As industrialized countries ramp up support for infrastructure development in emerging economies amid China's growing influence, the time has come for them to reconsider how best to use their own resources in this field.
The U.S. International Development Finance Corp. went fully operational early this year with the dual mission of promoting strategic investments and furthering Washington's diplomatic and national security interests. The reorganization consolidated American development finance agencies into a single body with an investment cap of $60 billion -- double that of its main predecessor -- and access to more flexible financing options, including equity investment.

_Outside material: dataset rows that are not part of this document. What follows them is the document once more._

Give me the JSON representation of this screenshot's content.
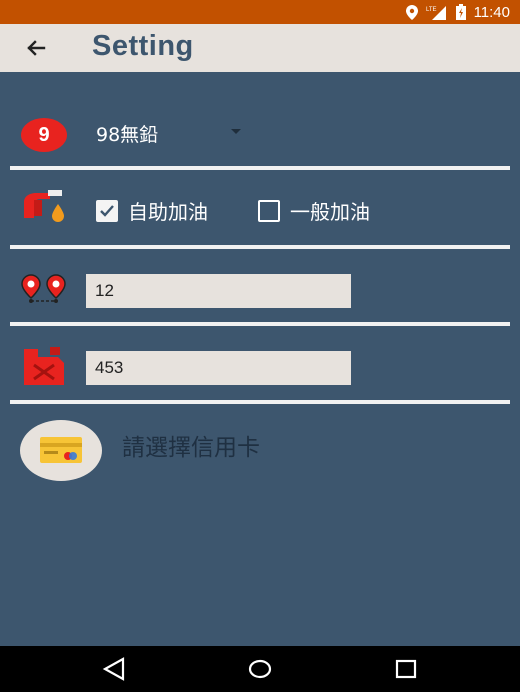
{
  "status_bar": {
    "network_label": "LTE",
    "time": "11:40"
  },
  "app_bar": {
    "back_icon": "arrow-back-icon",
    "title": "Setting"
  },
  "fuel": {
    "grade_badge": "9",
    "selected_value": "98無鉛"
  },
  "service": {
    "icon": "gas-pump-icon",
    "options": [
      {
        "label": "自助加油",
        "checked": true
      },
      {
        "label": "一般加油",
        "checked": false
      }
    ]
  },
  "distance": {
    "icon": "route-pins-icon",
    "value": "12"
  },
  "fuel_amount": {
    "icon": "jerrycan-icon",
    "value": "453"
  },
  "credit_card": {
    "icon": "credit-card-icon",
    "label": "請選擇信用卡"
  },
  "nav": {
    "back": "nav-back-icon",
    "home": "nav-home-icon",
    "recents": "nav-recents-icon"
  },
  "colors": {
    "background": "#3d566e",
    "status_bar": "#c25100",
    "app_bar": "#e7e2dd",
    "accent_red": "#e8231f",
    "title": "#3d566e"
  }
}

Australia rolled out the Australian Infrastructure Financing Facility for the Pacific last year to expand support for infrastructure in Pacific island nations.
Meanwhile, the U.S., Australia and Japan have established a framework for regular working-level talks on closer cooperation among their respective development finance institutions, including the Japan Bank for International Cooperation. The partnership -- part of the vision for a "free and open Indo-Pacific" promoted by Tokyo and Washington -- works to identify opportunities for joint projects.
All such moves have come in response to China's Belt and Road infrastructure initiative.
China has come under fire over infrastructure investments for leaving emerging economies mired in "debt traps" and taking control of strategically significant facilities such as ports and propping up autocratic governments. It is important for other countries to unite to counter actions by Beijing that destabilize the region's geopolitical order.
But the role China plays in furnishing emerging countries with necessary infrastructure cannot be overlooked. Other nations should approach the issue by not merely countering China but also prompting Beijing to focus on infrastructure projects that would promote regional stability.
Japan could serve as a catalyst for such a perspective shift.
Tokyo has agreed to partner with Beijing on projects in third countries that are open, transparent, financially sustainable and make economic sense. Given China's interest in such cooperation, Japan should leverage its strict standards to push Beijing toward higher-quality investment.
Leaders from the Group of 20 major economies endorsed principles for quality infrastructure investment last year, which has spurred discussion of an international certification system, called the Blue Dot Network. Japan should actively contribute to this effort and encourage China to participate as well.
One of the keys to sustainable infrastructure support is ensuring that neither the financing country nor the beneficiary ends up being burdened excessively. Given that public finances are tight, countries should make good use of private-sector capital and expertise.
It is also important for both sides to be able to benefit from projects not only in the short term, but over the long term as well. A temporary boost in exports of equipment and materials from the supporting country will no longer cut it. Countries instead should emphasize a development model that will continuously benefit and provide know-how to society -- for example through better operation of transportation and other public utilities or even management of cities themselves -- while also turning a profit.
Reining in greenhouse gas emissions is an important challenge as well. While the needs and economic circumstances of individual countries need to be kept in mind, the shift to projects with a lower environmental burden must not be neglected.